On the payment of claims, Mr Boateng said it was unfortunate some media reports had wrongly accused the Council of delaying payment of claims to service providers and explained that the Council was not responsible for the payment of claims.
He said the service providers were required to submit their claims to the schemes two months after rendering services to the scheme members.
"If they delay or make illegitimate" c1aims, payment is also delayed as the claims are subjected to serious vetting," he said.
Mr Boateng said what the Council did was to give financial support to the schemes for administrative purposes in addition to releasing their share of the National Health Insurance Levy (NHIL) and SSNIT contribution every quarter, based on the operating statistics they submitted.
On the performance and impact of the NHIS, he said in spite of numerous challenges, the scheme was making very positive impact on healthcare financing in the country, saying that "we expect to attain between 50 and 60 percent national coverage this year".
He said after two years of the implementation of the scheme, about eight million people, representing 40 percent of the country's population had registered to be part of the scheme, stating that “if we are here, then the scheme has come a long way.”
Mr Boateng listed lack of infrastructure to do proper vetting of claims and monitoring of fraud, lack of risk sharing on the part of subscribers and service providers and difficulty in identifying paupers for free coverage as some of the problem currently facing the scheme
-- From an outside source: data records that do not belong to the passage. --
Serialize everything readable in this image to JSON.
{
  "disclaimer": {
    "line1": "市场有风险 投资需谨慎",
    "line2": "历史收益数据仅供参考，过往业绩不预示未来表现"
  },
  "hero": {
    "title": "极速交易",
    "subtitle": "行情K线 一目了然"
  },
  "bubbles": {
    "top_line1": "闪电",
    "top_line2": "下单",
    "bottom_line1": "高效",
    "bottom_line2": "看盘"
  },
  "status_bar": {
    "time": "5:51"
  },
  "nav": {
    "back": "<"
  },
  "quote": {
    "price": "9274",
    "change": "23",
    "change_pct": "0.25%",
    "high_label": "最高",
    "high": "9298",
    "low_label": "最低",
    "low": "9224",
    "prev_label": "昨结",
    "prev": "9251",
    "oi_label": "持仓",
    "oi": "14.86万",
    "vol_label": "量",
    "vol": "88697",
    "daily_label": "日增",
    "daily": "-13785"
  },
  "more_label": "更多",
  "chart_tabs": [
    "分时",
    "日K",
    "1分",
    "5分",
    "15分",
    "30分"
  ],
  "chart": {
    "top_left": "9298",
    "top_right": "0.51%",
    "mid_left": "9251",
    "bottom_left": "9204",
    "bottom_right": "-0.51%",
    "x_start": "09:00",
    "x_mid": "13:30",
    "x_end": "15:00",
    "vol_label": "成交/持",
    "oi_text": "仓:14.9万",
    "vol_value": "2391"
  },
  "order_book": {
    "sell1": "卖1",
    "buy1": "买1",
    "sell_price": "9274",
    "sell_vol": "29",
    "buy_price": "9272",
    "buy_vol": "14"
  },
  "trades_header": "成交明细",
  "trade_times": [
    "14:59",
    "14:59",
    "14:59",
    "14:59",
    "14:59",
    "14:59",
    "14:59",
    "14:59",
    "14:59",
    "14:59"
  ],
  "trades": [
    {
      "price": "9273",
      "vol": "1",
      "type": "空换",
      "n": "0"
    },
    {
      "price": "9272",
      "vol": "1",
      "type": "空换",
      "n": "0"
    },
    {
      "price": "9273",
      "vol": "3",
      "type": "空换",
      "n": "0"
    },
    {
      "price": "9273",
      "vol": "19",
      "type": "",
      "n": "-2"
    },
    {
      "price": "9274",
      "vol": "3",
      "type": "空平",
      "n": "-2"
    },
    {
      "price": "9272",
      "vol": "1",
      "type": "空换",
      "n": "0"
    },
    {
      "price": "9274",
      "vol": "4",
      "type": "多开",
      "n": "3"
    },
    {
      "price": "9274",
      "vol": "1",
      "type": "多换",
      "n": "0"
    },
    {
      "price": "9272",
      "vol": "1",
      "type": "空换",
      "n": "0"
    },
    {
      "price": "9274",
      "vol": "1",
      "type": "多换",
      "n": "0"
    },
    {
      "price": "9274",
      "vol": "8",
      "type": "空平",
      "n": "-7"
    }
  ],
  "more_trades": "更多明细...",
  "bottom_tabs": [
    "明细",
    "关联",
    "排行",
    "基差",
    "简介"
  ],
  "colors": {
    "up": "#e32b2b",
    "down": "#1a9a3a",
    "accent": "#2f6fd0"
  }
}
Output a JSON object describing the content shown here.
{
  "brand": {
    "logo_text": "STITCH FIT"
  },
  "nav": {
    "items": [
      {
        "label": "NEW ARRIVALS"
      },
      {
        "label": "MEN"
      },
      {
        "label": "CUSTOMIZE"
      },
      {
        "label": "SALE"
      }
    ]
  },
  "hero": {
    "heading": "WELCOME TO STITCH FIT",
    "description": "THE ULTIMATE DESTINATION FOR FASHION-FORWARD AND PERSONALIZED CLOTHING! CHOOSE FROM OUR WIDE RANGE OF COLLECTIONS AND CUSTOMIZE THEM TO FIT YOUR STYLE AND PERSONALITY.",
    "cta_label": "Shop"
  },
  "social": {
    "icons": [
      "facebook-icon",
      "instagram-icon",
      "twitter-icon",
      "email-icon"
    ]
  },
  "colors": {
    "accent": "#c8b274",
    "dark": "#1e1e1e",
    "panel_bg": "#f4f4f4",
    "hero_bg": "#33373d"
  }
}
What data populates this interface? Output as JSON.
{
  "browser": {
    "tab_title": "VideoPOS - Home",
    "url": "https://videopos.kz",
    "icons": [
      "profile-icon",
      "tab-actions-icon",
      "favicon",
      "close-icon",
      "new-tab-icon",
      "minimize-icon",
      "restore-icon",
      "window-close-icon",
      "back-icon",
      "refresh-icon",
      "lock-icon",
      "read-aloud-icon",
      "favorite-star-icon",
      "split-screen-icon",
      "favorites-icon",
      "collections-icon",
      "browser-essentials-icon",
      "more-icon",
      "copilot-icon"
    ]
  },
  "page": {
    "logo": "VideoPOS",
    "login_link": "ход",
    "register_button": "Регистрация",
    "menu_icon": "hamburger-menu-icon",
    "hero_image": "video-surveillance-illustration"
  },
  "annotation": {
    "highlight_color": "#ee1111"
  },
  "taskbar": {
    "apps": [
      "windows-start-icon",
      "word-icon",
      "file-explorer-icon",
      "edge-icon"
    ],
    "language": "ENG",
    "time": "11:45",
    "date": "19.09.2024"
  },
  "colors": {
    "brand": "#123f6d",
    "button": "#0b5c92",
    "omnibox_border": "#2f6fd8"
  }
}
He commended the media for the interest so far shown in the scheme and announced that the Council had decided to interact, with the media every quarter to brainstorm on possible ways of improving the scheme.
Credit; Daily Graphic